Warmbier thanked those who had offered their prayers. He also had special gratitude for Sen. Rob Portman (R-OH), who stood by their side during the ordeal, as well as President Trump and Secretary of State Rex Tillerson, who worked hard to bring Otto home.
Mr. Warmbier then shared his thoughts on the North Korean regime, who treated his son as a war criminal.
“He fought to stay alive through the worst the North Koreans put him through,” Mr. Warmbier said.
He and his wife Cindy were angered he was so “brutally treated for so long.” Fifteen months had gone by without them hearing a word from Otto. It wasn’t until a week ago the North Korean regime told them he was in a coma for almost all of that time. Mr. Warmbier denied the regime’s claim about how his son got botulism.
There is “no excuse for a civilized nation to keep his condition a secret,” he said.

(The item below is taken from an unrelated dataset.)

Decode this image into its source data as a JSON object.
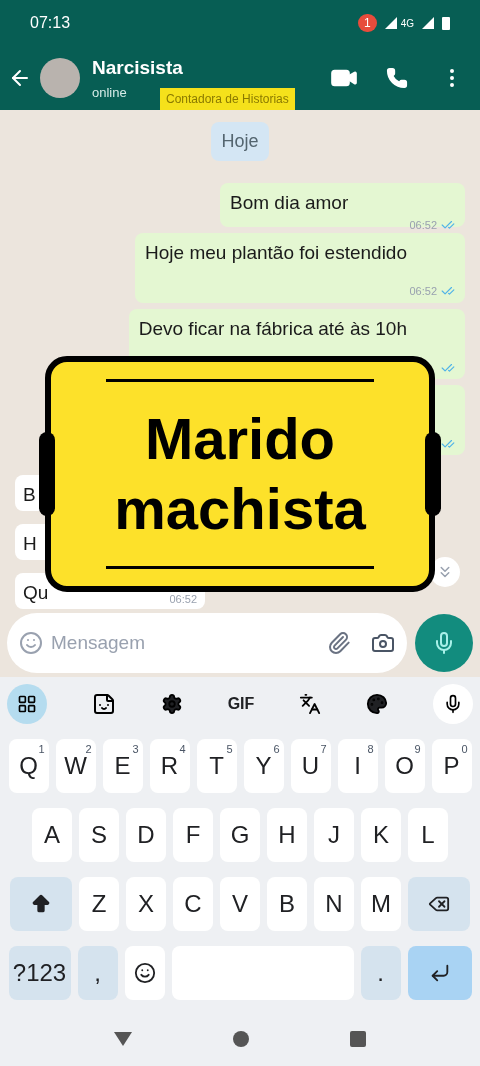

Warmbier also saved some criticism for the Obama administration. The last White House, he said, advised them to take a “low profile” while they worked to obtain Otto’s release because doing otherwise would “upset the North Koreans.”
However, it wasn’t long before the Warmbiers released that strategy was not working.

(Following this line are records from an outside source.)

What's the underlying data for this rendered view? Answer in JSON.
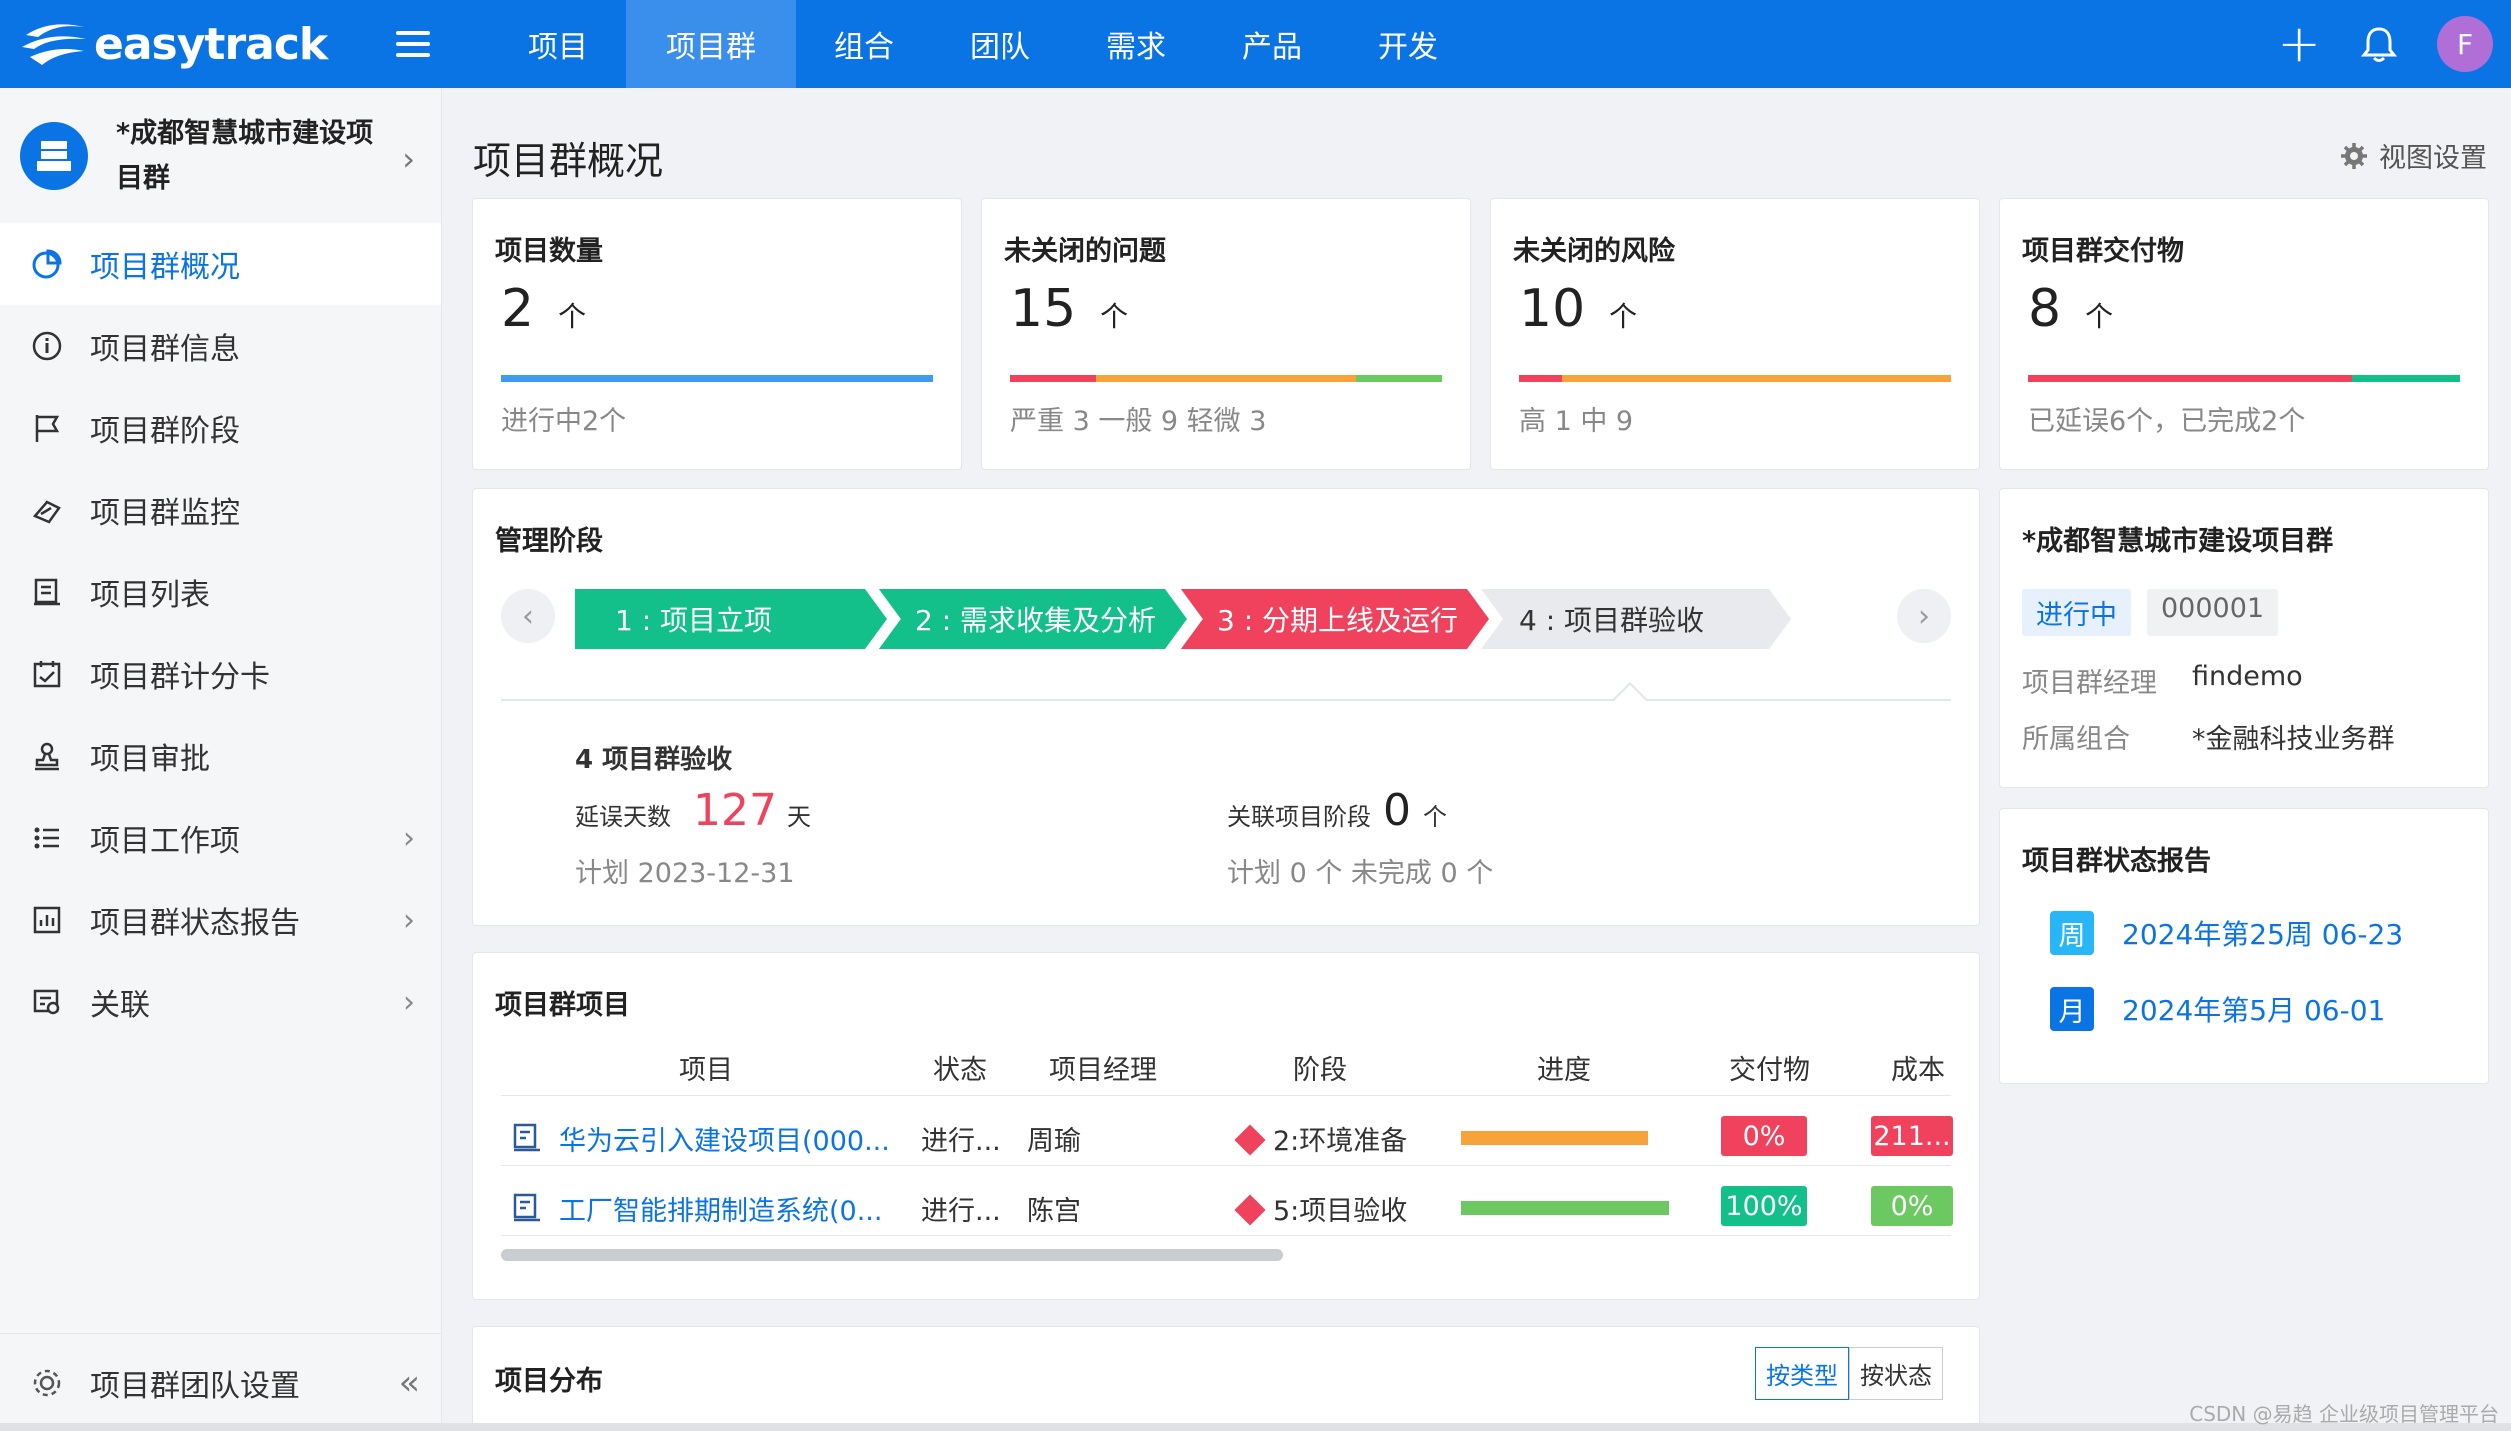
{
  "app": {
    "logo_text": "easytrack",
    "accent": "#0b74e5"
  },
  "nav": [
    "项目",
    "项目群",
    "组合",
    "团队",
    "需求",
    "产品",
    "开发"
  ],
  "nav_active": 1,
  "user": {
    "avatar_letter": "F"
  },
  "sidebar": {
    "title": "*成都智慧城市建设项目群",
    "items": [
      {
        "label": "项目群概况",
        "icon": "pie-chart-icon"
      },
      {
        "label": "项目群信息",
        "icon": "info-icon"
      },
      {
        "label": "项目群阶段",
        "icon": "flag-icon"
      },
      {
        "label": "项目群监控",
        "icon": "monitor-icon"
      },
      {
        "label": "项目列表",
        "icon": "list-icon"
      },
      {
        "label": "项目群计分卡",
        "icon": "scorecard-icon"
      },
      {
        "label": "项目审批",
        "icon": "stamp-icon"
      },
      {
        "label": "项目工作项",
        "icon": "task-list-icon"
      },
      {
        "label": "项目群状态报告",
        "icon": "report-icon"
      },
      {
        "label": "关联",
        "icon": "link-icon"
      }
    ],
    "footer_label": "项目群团队设置"
  },
  "page": {
    "title": "项目群概况",
    "view_settings": "视图设置"
  },
  "stats": [
    {
      "title": "项目数量",
      "value": "2",
      "unit": "个",
      "sub": "进行中2个"
    },
    {
      "title": "未关闭的问题",
      "value": "15",
      "unit": "个",
      "sub": "严重 3 一般 9 轻微 3"
    },
    {
      "title": "未关闭的风险",
      "value": "10",
      "unit": "个",
      "sub": "高 1 中 9"
    },
    {
      "title": "项目群交付物",
      "value": "8",
      "unit": "个",
      "sub": "已延误6个，已完成2个"
    }
  ],
  "stages": {
    "title": "管理阶段",
    "items": [
      {
        "label": "1 : 项目立项",
        "color": "#13c08a"
      },
      {
        "label": "2 : 需求收集及分析",
        "color": "#13c08a"
      },
      {
        "label": "3 : 分期上线及运行",
        "color": "#f0425c"
      },
      {
        "label": "4 : 项目群验收",
        "color": "#e8eaed"
      }
    ],
    "detail": {
      "title": "4 项目群验收",
      "delay_label": "延误天数",
      "delay_value": "127",
      "delay_unit": "天",
      "plan": "计划 2023-12-31",
      "linked_label": "关联项目阶段",
      "linked_value": "0",
      "linked_unit": "个",
      "linked_sub": "计划 0 个  未完成  0 个"
    }
  },
  "projects": {
    "title": "项目群项目",
    "headers": [
      "项目",
      "状态",
      "项目经理",
      "阶段",
      "进度",
      "交付物",
      "成本"
    ],
    "rows": [
      {
        "name": "华为云引入建设项目(000...",
        "status": "进行...",
        "manager": "周瑜",
        "stage": "2:环境准备",
        "progress": 0.9,
        "progress_color": "#f7a23b",
        "deliverable": "0%",
        "deliverable_color": "#f0425c",
        "cost": "211...",
        "cost_color": "#f0425c"
      },
      {
        "name": "工厂智能排期制造系统(0...",
        "status": "进行...",
        "manager": "陈宫",
        "stage": "5:项目验收",
        "progress": 1.0,
        "progress_color": "#6cc860",
        "deliverable": "100%",
        "deliverable_color": "#13c08a",
        "cost": "0%",
        "cost_color": "#6cc860"
      }
    ]
  },
  "distribution": {
    "title": "项目分布",
    "toggle": [
      "按类型",
      "按状态"
    ]
  },
  "info_card": {
    "title": "*成都智慧城市建设项目群",
    "status": "进行中",
    "code": "000001",
    "manager_label": "项目群经理",
    "manager": "findemo",
    "portfolio_label": "所属组合",
    "portfolio": "*金融科技业务群"
  },
  "reports": {
    "title": "项目群状态报告",
    "items": [
      {
        "icon_text": "周",
        "text": "2024年第25周  06-23",
        "color": "#29b6f6"
      },
      {
        "icon_text": "月",
        "text": "2024年第5月  06-01",
        "color": "#0b74e5"
      }
    ]
  },
  "watermark": "CSDN @易趋 企业级项目管理平台"
}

“The time for strategic patience was over,” he said, as he and his wife began to grant media interviews.
One reporter followed up on this point, asking if the past administration could have done more to secure Otto’s release.
“The results speak for themselves,” Warmbier said.
Otto is currently being treated in the University of Cincinnati Medical Center “receiving the care he’s been denied for so long,” the grieving father added.
The hospital staff will be updating the media on Otto’s condition later today.
Mr. Warmbier called on North Korea to release the other three hostages.